■ **Work item**
Search the records for "Poslovalnica". Report every line where it occurs.
################
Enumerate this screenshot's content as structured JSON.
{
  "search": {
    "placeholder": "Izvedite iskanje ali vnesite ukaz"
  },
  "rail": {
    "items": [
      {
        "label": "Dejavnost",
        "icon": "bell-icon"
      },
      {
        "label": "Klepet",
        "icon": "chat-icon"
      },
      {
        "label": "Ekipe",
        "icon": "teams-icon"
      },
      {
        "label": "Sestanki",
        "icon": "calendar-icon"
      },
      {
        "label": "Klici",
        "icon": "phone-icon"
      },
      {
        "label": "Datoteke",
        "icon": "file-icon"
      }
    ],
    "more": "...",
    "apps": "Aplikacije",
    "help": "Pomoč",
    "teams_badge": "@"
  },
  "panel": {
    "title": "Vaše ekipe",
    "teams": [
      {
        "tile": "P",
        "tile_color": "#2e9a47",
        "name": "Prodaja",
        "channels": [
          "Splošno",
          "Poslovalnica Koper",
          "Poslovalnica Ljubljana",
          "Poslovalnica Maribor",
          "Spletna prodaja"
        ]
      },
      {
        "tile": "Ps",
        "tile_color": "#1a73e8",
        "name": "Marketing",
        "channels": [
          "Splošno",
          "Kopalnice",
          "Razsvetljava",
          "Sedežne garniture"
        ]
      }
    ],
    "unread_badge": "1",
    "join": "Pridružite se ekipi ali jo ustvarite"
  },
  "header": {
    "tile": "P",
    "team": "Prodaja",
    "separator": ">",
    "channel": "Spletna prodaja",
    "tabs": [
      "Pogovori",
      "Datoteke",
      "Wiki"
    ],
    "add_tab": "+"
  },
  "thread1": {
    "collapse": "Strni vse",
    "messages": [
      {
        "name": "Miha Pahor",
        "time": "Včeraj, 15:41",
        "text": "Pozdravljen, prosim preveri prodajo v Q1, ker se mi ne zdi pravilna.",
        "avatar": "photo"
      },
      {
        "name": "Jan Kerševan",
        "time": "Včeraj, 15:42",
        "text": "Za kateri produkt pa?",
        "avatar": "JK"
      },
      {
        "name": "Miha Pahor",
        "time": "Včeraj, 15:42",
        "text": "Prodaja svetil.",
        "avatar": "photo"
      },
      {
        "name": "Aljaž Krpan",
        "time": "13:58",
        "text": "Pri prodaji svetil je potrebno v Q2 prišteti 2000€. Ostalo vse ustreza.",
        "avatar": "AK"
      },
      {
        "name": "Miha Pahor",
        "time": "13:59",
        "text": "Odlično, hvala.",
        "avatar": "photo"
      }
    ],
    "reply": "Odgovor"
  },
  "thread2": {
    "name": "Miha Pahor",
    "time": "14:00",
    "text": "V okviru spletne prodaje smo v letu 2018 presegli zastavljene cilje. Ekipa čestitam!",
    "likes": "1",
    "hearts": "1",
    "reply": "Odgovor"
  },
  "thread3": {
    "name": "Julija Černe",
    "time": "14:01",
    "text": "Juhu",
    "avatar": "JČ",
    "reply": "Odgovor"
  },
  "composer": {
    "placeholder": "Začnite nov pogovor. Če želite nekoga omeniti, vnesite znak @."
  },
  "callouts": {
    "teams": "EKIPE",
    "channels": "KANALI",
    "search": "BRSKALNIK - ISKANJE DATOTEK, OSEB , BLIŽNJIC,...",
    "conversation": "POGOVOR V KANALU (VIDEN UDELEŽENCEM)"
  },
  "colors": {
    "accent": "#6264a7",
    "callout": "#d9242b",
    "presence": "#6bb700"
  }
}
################
■ **Response area**
          "Poslovalnica Koper",
          "Poslovalnica Ljubljana",
          "Poslovalnica Maribor",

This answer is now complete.